Coffee and Combat Throughout the Years.

Hector Santana
4 min readMar 8


WW2 US Soldier enjoying a cup of joe before the action. Coffee is a lifeforce for many of our soldiers.

You may think that drinking coffee is a ritual reserved for mornings over a coffee maker in the comfy, safe corner of your kitchen. But what about the guy in the middle of the field, facing enemy insurgents in some cold god forsaken place. Doesn't he need coffee too. You bet he does.

Coffee has its place in combat situations, and it has been a part of the kit soldiers have carried to this day. In every modern war ever fought on this planet there was a soldier brewing coffee. Ok, so they are not running around blasting with one hand and the other on the coffee pot. But coffee has been at the center of every break, before and after every battle, no matter what time it was, day or night.

US Marines enjoying coffee in 1944 after an obviously hard day. National Archives

You can bet your bottom dollar that even grunts that never drank coffee before their deployment drank coffee during their combat tour. Many of the GI’s I have spoken to learned to enjoy coffee while in the shitstorm. ‘It’s all in the grind” they will tell you. From the US Civil War to the streets of Iraq, soldiers have been downing barrels of coffee for obvious reasons. It lifts the spirits, calms the nerves, provides a shot of energy, and smells great during the AAR or after-action report. To hell with the enemy.

Canadian soldiers enjoying coffee after the Battle of Hill 70 in August 1917

In the 1930’s Nestle developed Nescafe, a powdered coffee meant to be more portable and easier to make while on the move. During WW2, those grinds eventually made their way to the battlefield to soften the hardship of combat life. In fact, the majority of the coffee produced during the war went overseas to the war effort. The result, after a hard day soldiers would sit around a drum fire drinking brew recounting the day’s tales. By the time the war was over, millions of veterans were consumers of the great wave of coffee generated during the war.

In Korea and Vietnam, grunts used ammo boxes and brushwood to make coffee in between firefights. Proof that soldiers are always innovating ways to get their cup of Joe, no matter what circumstances they may be facing. Iraq and Afghanistan changed things a bit as soldiers now had a choice, coffee or the traditional tea. Soldiers would often be offered the tea as they liberated villages. Once there, soldiers would sit with tribal leaders sipping on tea brokering the terms of engaging the local population. But soon tribal elders learned to drink coffee too. Coffee was often a gift offered during talks around a fire. While Iraq and Afghanistan were havens for tea, western soldiers accounted for ninety percent of the coffee in those countries at the time they were “in country”.

US soldier drinks a cup of coffee during operations. eurekalert

Why is coffee the preferred drink of most soldiers? Well, it’s warm and its smell gives you a sense of awakening. Nothing gives you the pep that you feel when you drink coffee.
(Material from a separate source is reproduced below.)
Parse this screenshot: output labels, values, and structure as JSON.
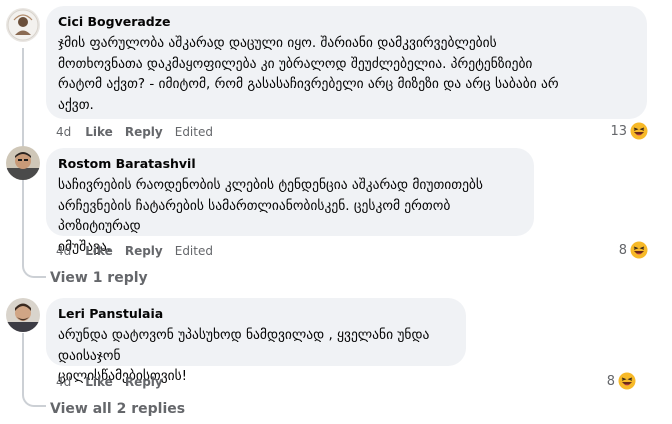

The military knows that and that is why the US armed forces include it in their meals ready to eat (MRE’s). Just open an MRE and you will find coffee. Yes, it’s instant coffee and not as good as grinding your own coffee beans. But under the stresses of combat, it's great that our troops are be able to have a cup of instant Joe.

So, what's next in the coffee and combat saga? Well, there are those that are encouraging a more robust approach. How about more Columbian or Brazilian coffee? Yes, we should be providing our troops with the best coffee in the world. Just like we provide them with the best equipment in the world. Well, don’t stray too far. The military is already looking at ways to include stronger brews in their rations. High on the list is how to preserve the grinds over time. Preservatives change the flavor of the coffee, so getting the right formula is a challenge. But not to worry, it's only a matter of time before we see that coffee around military campfires around the world.

Ukrainian Soldiers having some coffee during a break in the fighting.



Hector Santana

*Top Writer-Camping and Survival. I love to write about the great outdoors, survival and foreign policy. An avid outdoorsman and survival instructor.